A 19th-century soap opera, in the best sense. A young man is coming home from college, with a pal, to visit his father in the hinterlands. The red-vs-blue divide of 1850s Russia sets up the first conflicts, and then a series of interconnections among the men and several women in their lives animates the story. Turgenev weaves his tale across the generations, the genders, and the classes, yet keeps it all admirably brief. He is a tremendous writer with a light touch, and was greatly admired by the now-more-famous Russian authors. Not the least of this book's charms is that you can read a Russian novel in only 203 pages or so, depending on which edition you have. One last note -- one edition has an intro by Isaiah Berlin; if at all possible, get that one, for Berlin's great insights into a period and a society in which he specialized.
I read both Lucky and The Lovely Bones and enjoyed them both, so I was looking forward to reading Alice Sebold's next novel, The Almost Moon. While it's not as bad as people are saying on here (discomfort about descriptions of genitalia should not affect one's opinion on the books, guys, because as far as those go, Sebold's descriptions were not that bad), it did not have the emotional connection for the reader and the ending was very unsatisfying. The premise of the book was excellent. People treat mental illness like it's some hush-hush thing, and the way we're supposed to care for our aging parents is a touchy subject. And no one likes to admit it, but caring for someone elderly and caring for someone with a mental illness is emotionally and physically taxing. Thus, I felt some of the sections were touching--the fact that the main character wanted to clean up her mother because she would have liked to be that way when she died or when Helen describes how her mother tentatively stepped into the outside world to help her daughter buy pads at her menarche, versus all the times Clair would leave the lights on or accuse the neighbors of theft. As far as the rest of the story goes, it has too many characters that I couldn't get into enough to remember their names: Natalie, Hamish/Hamish Jr., Leo, Janine, Emily, Sarah, Jake, the neighbors, etc. I hate to compare it to The Lovely Bones, but there, Sebold limited the sheer volume of characters so we could better follow the story and get a better sense of the supporting cast. I couldn't remember that Emily and Sarah were Helen's children and not grandchildren, etc. And I'm going to compare the two novels again: The Lovely Bones had one of the most beautiful, haunting, and memorable last lines ever. The ending here sucked, as if Sebold had run out of steam right at the end of that chapter. Overall, not the worst book in the world, but one I'm glad I didn't purchase.
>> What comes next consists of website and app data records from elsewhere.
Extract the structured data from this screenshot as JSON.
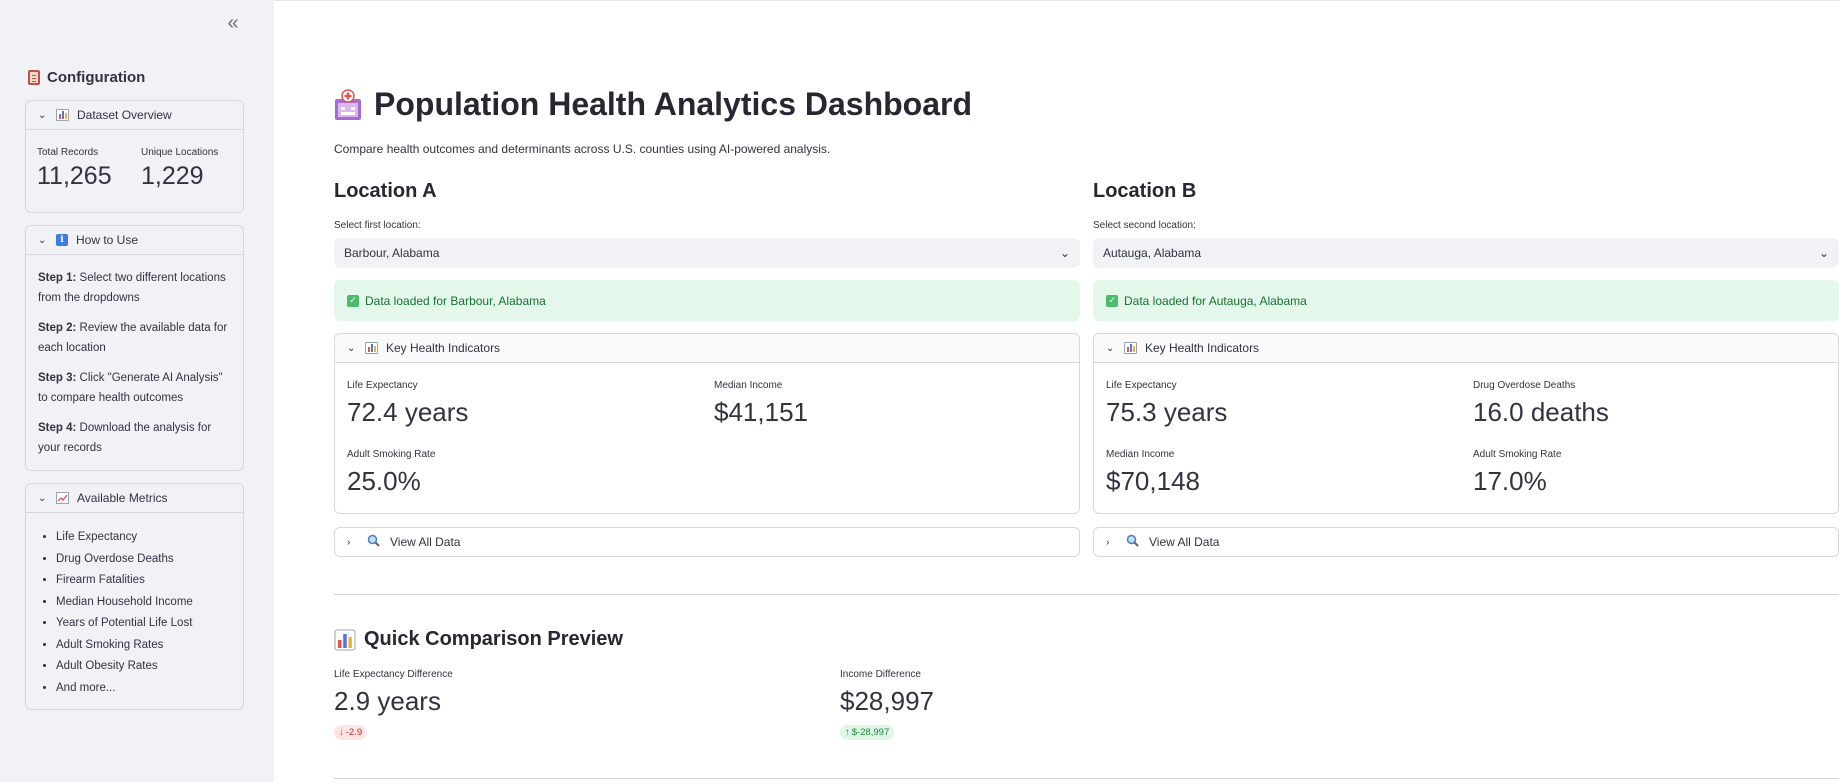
{
  "sidebar": {
    "collapse_icon": "double-chevron-left-icon",
    "title": "Configuration",
    "dataset": {
      "header": "Dataset Overview",
      "metrics": [
        {
          "label": "Total Records",
          "value": "11,265"
        },
        {
          "label": "Unique Locations",
          "value": "1,229"
        }
      ]
    },
    "how_to": {
      "header": "How to Use",
      "steps": [
        {
          "label": "Step 1:",
          "text": "Select two different locations from the dropdowns"
        },
        {
          "label": "Step 2:",
          "text": "Review the available data for each location"
        },
        {
          "label": "Step 3:",
          "text": "Click \"Generate AI Analysis\" to compare health outcomes"
        },
        {
          "label": "Step 4:",
          "text": "Download the analysis for your records"
        }
      ]
    },
    "metrics_list": {
      "header": "Available Metrics",
      "items": [
        "Life Expectancy",
        "Drug Overdose Deaths",
        "Firearm Fatalities",
        "Median Household Income",
        "Years of Potential Life Lost",
        "Adult Smoking Rates",
        "Adult Obesity Rates",
        "And more..."
      ]
    }
  },
  "main": {
    "title": "Population Health Analytics Dashboard",
    "subtitle": "Compare health outcomes and determinants across U.S. counties using AI-powered analysis.",
    "location_a": {
      "heading": "Location A",
      "select_label": "Select first location:",
      "selected": "Barbour, Alabama",
      "success": "Data loaded for Barbour, Alabama",
      "kpi_header": "Key Health Indicators",
      "kpis": [
        {
          "label": "Life Expectancy",
          "value": "72.4 years"
        },
        {
          "label": "Median Income",
          "value": "$41,151"
        },
        {
          "label": "Adult Smoking Rate",
          "value": "25.0%"
        }
      ],
      "view_all": "View All Data"
    },
    "location_b": {
      "heading": "Location B",
      "select_label": "Select second location:",
      "selected": "Autauga, Alabama",
      "success": "Data loaded for Autauga, Alabama",
      "kpi_header": "Key Health Indicators",
      "kpis": [
        {
          "label": "Life Expectancy",
          "value": "75.3 years"
        },
        {
          "label": "Drug Overdose Deaths",
          "value": "16.0 deaths"
        },
        {
          "label": "Median Income",
          "value": "$70,148"
        },
        {
          "label": "Adult Smoking Rate",
          "value": "17.0%"
        }
      ],
      "view_all": "View All Data"
    },
    "comparison": {
      "title": "Quick Comparison Preview",
      "items": [
        {
          "label": "Life Expectancy Difference",
          "value": "2.9 years",
          "delta": "-2.9",
          "delta_dir": "down",
          "delta_color": "#d3292f"
        },
        {
          "label": "Income Difference",
          "value": "$28,997",
          "delta": "$-28,997",
          "delta_dir": "up",
          "delta_color": "#1b8a3e"
        }
      ]
    }
  },
  "colors": {
    "sidebar_bg": "#f0f2f6",
    "success_bg": "#e3f7ea",
    "success_text": "#177233"
  }
}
Woman at Point Zero takes place in Egypt at the time of Egypt's third president. The author, Nawal El Saadawi goes to a prison to interviews a prisoner. Her name is firdaus. She tells Nawal about her story and all that she knows. As a child, Firdaus witnesses and experience many things like death,rape and violence. She faces alot of opression and sexism. Many men use her and abuse her to gain power and control. This book is about a woman's journey in finding who she really is and to find a way to gain power over men. I think this book is okay. It deals with alot of hard stuff like sexism,poverty,choices, and many more. Although i cannot really connect to this book, I felt sympathy for Firdaus and made me look the world in a whole new perspective!